Africa’s creative industries have grown rapidly in recent years as their music, films and fashion increasingly attract global audiences.
The United Nations Conference on Trade and Development defines creative industries as encompassing a broad spectrum of fields: arts and crafts; audiovisual media (film and television); design (architecture and fashion); new media (video games); performing arts (musical instruments); publishing (books, newspapers); and fine arts (photosculpture).
Cultural industries are increasingly intertwined with and dependent on technology and innovation. A striking example is Africarare, the first South African metaverse, which debuted in October 2021. According to reports, Africarare includes a digital world called Ubuntuland that offers an immersive virtual reality experience that includes an art marketplace for non-fungible tokens.
Another example shows how technologies from the creative industries can be applied in other areas. Mobihealth – a Nigerian subsidiary of an international telemedicine company – is launching kiosks using virtual reality technology to provide primary health care to underserved Africans, capitalizing on a niche in the market.
Data from the United Nations Conference on Trade and Development (UNCTAD) shows that the global creative market is booming. Between 2010 and 2020, global exports of creative goods increased from US$419 billion to US$524 billion. Creative services — advertising, market research, engineering, design, and other creative services — grew even more, from $487 million to $1.1 billion over the same period.
UNCTAD believes that technological advances related to the fourth industrial revolution can further fuel the growth of the sector. These innovations include 3D, artificial intelligence, augmented and virtual reality, and the Internet of Things.
African countries and companies are not yet fully embracing these technologies, partly due to a weak regulatory environment and low investment in digital infrastructure.

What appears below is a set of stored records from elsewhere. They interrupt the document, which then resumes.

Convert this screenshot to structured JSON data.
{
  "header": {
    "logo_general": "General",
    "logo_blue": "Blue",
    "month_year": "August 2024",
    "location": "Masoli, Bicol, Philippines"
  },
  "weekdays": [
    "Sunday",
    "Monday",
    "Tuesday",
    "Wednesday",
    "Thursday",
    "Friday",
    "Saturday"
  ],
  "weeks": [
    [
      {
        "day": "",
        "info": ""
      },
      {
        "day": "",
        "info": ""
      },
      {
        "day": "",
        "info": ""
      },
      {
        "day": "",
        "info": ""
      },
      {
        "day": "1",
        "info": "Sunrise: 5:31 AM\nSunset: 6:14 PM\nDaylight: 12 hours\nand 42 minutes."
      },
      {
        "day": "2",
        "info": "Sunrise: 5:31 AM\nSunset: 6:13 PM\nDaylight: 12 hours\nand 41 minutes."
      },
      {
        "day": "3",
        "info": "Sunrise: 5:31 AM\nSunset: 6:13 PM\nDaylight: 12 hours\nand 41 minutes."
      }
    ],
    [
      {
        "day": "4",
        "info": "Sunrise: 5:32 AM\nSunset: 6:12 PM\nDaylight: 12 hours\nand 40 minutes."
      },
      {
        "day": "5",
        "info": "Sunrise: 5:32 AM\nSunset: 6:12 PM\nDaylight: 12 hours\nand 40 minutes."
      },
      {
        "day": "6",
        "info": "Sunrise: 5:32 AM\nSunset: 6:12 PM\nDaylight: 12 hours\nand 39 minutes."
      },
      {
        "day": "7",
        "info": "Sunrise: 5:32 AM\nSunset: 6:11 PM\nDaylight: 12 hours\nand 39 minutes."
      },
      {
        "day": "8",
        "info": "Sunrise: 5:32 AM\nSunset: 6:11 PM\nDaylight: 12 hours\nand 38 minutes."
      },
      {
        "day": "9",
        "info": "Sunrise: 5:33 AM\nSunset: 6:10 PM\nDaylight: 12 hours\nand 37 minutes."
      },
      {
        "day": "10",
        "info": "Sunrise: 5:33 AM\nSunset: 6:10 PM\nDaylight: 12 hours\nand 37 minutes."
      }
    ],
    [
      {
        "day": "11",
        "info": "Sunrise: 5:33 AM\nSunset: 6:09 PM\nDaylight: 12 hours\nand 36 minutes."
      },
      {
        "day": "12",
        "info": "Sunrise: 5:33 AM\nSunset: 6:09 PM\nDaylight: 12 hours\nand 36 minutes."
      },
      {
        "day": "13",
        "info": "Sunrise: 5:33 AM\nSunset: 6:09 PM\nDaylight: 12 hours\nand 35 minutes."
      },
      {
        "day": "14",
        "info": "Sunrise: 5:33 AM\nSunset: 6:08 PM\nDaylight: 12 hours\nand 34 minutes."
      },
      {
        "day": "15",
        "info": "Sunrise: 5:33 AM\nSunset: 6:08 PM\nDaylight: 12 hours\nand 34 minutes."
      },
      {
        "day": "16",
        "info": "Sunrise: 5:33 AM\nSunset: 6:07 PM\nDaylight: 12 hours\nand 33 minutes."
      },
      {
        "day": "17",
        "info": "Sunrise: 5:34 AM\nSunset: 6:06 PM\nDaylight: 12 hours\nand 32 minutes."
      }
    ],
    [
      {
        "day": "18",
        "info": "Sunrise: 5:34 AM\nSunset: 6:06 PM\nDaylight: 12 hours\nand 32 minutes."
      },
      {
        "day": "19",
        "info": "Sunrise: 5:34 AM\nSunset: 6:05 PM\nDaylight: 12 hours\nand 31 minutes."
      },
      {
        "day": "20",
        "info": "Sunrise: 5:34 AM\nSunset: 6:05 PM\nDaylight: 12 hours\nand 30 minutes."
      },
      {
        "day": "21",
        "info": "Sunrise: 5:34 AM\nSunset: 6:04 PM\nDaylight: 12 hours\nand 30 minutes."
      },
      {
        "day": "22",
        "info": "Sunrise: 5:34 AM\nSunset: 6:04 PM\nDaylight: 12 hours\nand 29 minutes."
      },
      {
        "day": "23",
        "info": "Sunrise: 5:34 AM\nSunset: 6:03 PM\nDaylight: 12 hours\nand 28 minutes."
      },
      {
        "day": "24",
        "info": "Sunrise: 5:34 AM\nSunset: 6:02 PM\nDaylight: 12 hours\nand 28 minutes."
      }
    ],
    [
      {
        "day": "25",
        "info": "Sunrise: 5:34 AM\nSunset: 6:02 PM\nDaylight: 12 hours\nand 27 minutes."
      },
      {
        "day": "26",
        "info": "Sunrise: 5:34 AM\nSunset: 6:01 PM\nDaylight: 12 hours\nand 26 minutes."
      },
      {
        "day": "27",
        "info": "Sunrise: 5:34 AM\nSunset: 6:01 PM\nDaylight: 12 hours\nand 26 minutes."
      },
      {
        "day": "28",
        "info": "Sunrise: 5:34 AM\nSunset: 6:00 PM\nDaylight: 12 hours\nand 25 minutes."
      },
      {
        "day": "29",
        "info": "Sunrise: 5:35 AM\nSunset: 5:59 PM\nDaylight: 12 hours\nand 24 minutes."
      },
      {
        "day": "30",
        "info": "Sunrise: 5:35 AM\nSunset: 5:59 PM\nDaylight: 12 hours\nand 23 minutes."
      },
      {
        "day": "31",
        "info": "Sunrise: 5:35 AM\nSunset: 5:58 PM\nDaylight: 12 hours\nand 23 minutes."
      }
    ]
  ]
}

The African Development Bank estimates that annual spending of US$9 billion will be required through 2030 to close the infrastructure gap.
Priority investment areas include cloud and data center and broadband infrastructure; digital services, including agritech and health technology; training and human capital in the form of entrepreneurship and start-ups; and strengthening the regulatory environment.
This is where the Africa Investment Forum comes in. An initiative of the African Development Bank and seven partners, the Forum focuses on private sector financing for transformative projects with development impact across Africa.
The Africa Investment Forum is prioritizing sectors that can help African economies stave off the triple challenges linked to the ongoing impact of Covid-19, Russia’s war in Ukraine which has led to soaring food and fuel prices, and climate change are.
The Africa Investment Forum will be Market days 2022 in Abidjan, Ivory Coast, from 02nd to 4th November. The creative industries will be a priority sector, with fashion, film and textile projects expected. Transactions in digital and communications infrastructure – a crucial component of the emerging creative industries – are also likely to be represented.
Recognizing the important economic and cultural value of the creative industries, the Africa Investment Forum’s partner institutions have launched specific initiatives to support the creative industries.
In 2020, Afreximbank announced a $500 million fund to support the creative industries to provide lines of credit to banks as well as direct funding to operators.
And in late 2021, the African Development Bank provided a $170 million loan to digital and creative businesses in Nigeria. The bank has also launched Fashionomics, a flagship initiative to support the growth of African micro, small and medium-sized enterprises in the creative industries, particularly in fashion.
The Africa Investment Forum also relies on the convening power of its eight members to generate knowledge and research to help governments implement key regulatory reforms and build institutions to support private sector investment.
Market Days 2022 will also feature deals in the energy, transportation, infrastructure and agribusiness sectors, as well as transactions that significantly benefit women.
The transactions will come from the investment pipelines of the eight founding partners of the platform. They are the African Development Bank, Africa 50; the Africa Finance Corporation; the African Export-Import Bank; the Southern Africa Development Bank; the Trade and Development Bank; the European Investment Bank; and the Islamic Development Bank.
Since its inception in 2018, the Africa Investment Forum platform has mobilized over $100 billion in investment interests.